Is it A Fruit or Vegetable?

The age-old question, “Is the tomato a vegetable or a fruit?” is pointless to the horticulturalist or the botanist. In everyday language, a vegetable is any plant that is eaten, with certain exclusions based on cultural and culinary customs. A vegetable is formed by seed dispersal.

Botanically speaking, fruits on the other hand, are a specific part of the plant: A fertilized and ripened pistil (the mature ovary of a flowering plant), including any other floral structures that ripen along with it. This happens from pollenization to fertilize the ripened ovary.

The outer surface of a fruit is the pericarp and the inside contains the seed(s). A seed is a mature ovule (the egg). It is composed of the embryo, carbohydrates to nourish the embryo when it germinates, and a covering called a seed coat.

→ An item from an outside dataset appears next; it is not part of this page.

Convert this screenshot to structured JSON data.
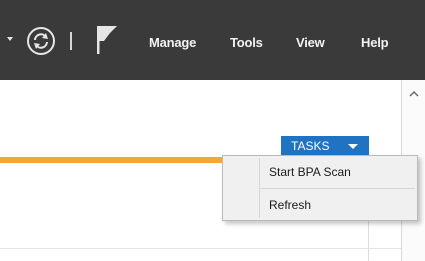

An accessory fruit is formed from adjacent tissue of the pistils. It is sometimes called false fruit and these include strawberries, figs, and pineapple.

The various kinds of fruits are defined based on observable characteristics and also on what plant parts of the floral structure they developed from. It is sometimes impossible to tell just by looking at a fruit which type it is.

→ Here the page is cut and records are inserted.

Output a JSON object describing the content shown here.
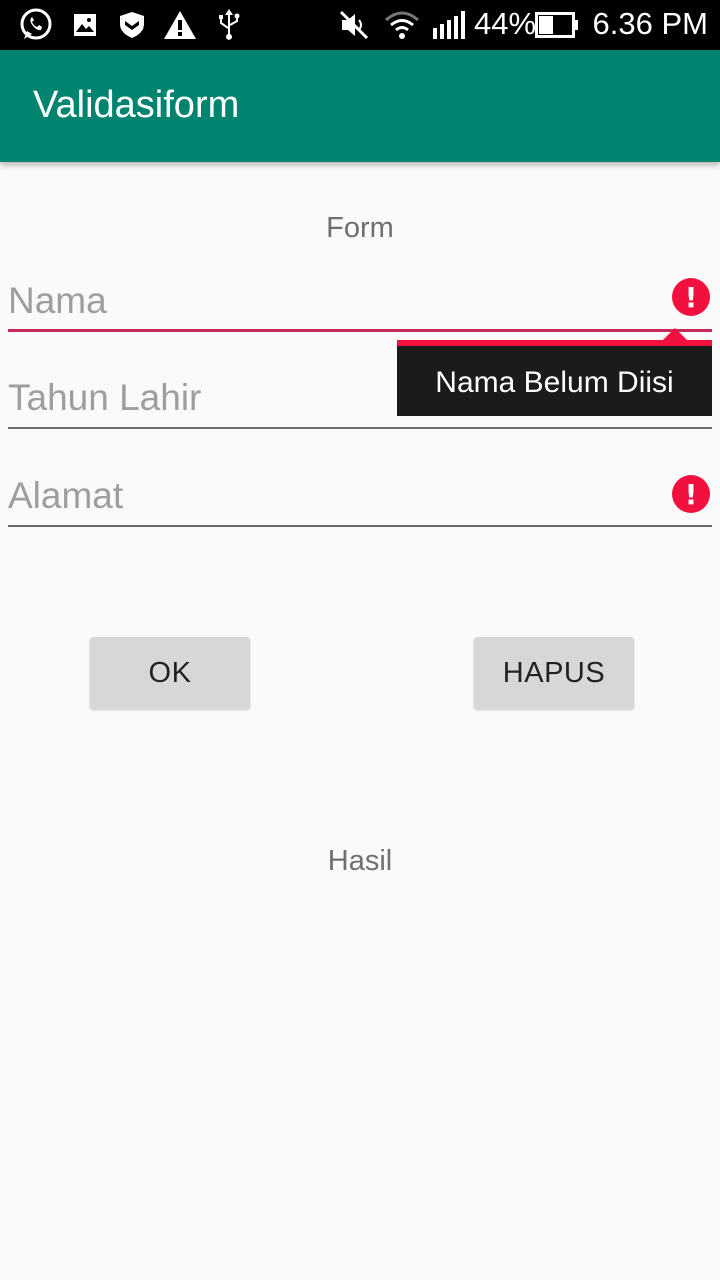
{
  "status_bar": {
    "icons": [
      "whatsapp-icon",
      "image-icon",
      "shield-icon",
      "warning-icon",
      "usb-icon",
      "mute-icon",
      "wifi-icon",
      "signal-icon",
      "battery-icon"
    ],
    "battery_percent": "44%",
    "time": "6.36 PM",
    "battery_level": 0.44
  },
  "app_bar": {
    "title": "Validasiform"
  },
  "form": {
    "heading": "Form",
    "fields": [
      {
        "placeholder": "Nama",
        "value": "",
        "error": true,
        "focused": true
      },
      {
        "placeholder": "Tahun Lahir",
        "value": "",
        "error": true,
        "focused": false
      },
      {
        "placeholder": "Alamat",
        "value": "",
        "error": true,
        "focused": false
      }
    ],
    "error_message": "Nama Belum Diisi",
    "error_icon_glyph": "!"
  },
  "buttons": {
    "ok_label": "OK",
    "clear_label": "HAPUS"
  },
  "result": {
    "label": "Hasil"
  },
  "colors": {
    "app_bar": "#00836f",
    "accent": "#c62a5a",
    "error": "#f2103e",
    "popup_bg": "#1b1b1b",
    "button_bg": "#d7d7d7"
  }
}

Simple Fruits develop from a single pistil.

Fleshy Fruits

  • Drupes have a rock hard pit that encloses a single seed. Examples are cherry, peach, olive and walnut.
  • Pomes have one or more papery or hardened cores, each usually containing several seeds. Types of fruit are apple and pear.
  • Berries are fleshy throughout and may or may not have a hard or leathery outer skin.
    • Typical berries are fleshy throughout. Examples are blueberry, grape, tomato, pepper, gooseberry.  
    • Pepos are berries with a hardened skin. Examples are watermelon, cucumber and squash.  
    • Hesperidiums are berries with a leathery skin and papery partitions within. Examples are the citrus fruits or pomegranate.

Dry Fruits

  • Dehiscent Fruits split open at maturity to release their seeds.
    • Legumes develop from a pistil with a single carpel and split along two seams. Examples are beans and peas.  
    • Follicles develop from a pistil with a single carpel and split along a single seam. Examples are milkweed, delphinium and columbine.  
    • Capsules develop from a pistil with two or more carpels and split open in any of several ways. Capsules are the most common kind of fruits.  
      • Valvate Capsules split open on their tips. Examples are campion, Jacob’s Ladder and primrose.  
      • Porose Capsules let the seeds out through holes near their tip. Examples are the poppies.  
      • Loculicidal Capsules split along the middle of the ovary. Examples are irises and lilies.  
      • Circumscissile Capsules split open around the middle, with the top coming off like a lid. Examples are moss rose and plantain.  
      • Septicidal Capsules split along the fusions between adjacent carpels on the ovary. Examples are azalea and Foxglove.  
    • Siliques are dry dehiscent fruits that are elongate and split open lengthwise down the middle and have a papery membrane between the two halves. Examples include the brassicas (cabbage, broccoli, mustard, etc.)
  • Indehiscent fruits do not split open at maturity.
    • Achenes are small, dry fruits that contain a single seed loosely attached to the pericarp. To the layman, achenes may look like actual seeds. Examples are sunflower, dandelion, and buckwheat.
    • Caryopsis are like achenes but the single seed is firmly fused to the outside skin. Examples are all the grasses, including cereal grains and corn.  
    • Samaras are achenes with a wing or two attached to the outside skin. Examples are maples, elms, and ashes.  
    • Nuts are larger achenes with a thick, hard pericarp. Examples are acorn, hickory, and chestnut.  
    • Schizocarps are dry indehiscent fruits with two or more sections from two or more carpels. The sections split apart at maturity but do not open to release their seeds. Examples are carrot, parsley, and hibiscus.
  • Aggregated fruits develop from more than one pistil. Examples are raspberry, strawberry and magnolia. The individual fruits within an aggregate may be drupes (raspberry), achenes (strawberry) or follicles (magnolia).

  • Multiple fruits develop from multiple flowers, and in some cases, other edible parts of the inflorescence.Examples are pineapple, fig and mulberry.

Characteristics of fruits and vegetables are what makes them unique, equally delicious, and fun to learn about!

A great quote to summarize this blog:

“Knowledge is knowing that a tomato is a fruit, wisdom is not putting it in a fruit salad.” – Miles Kington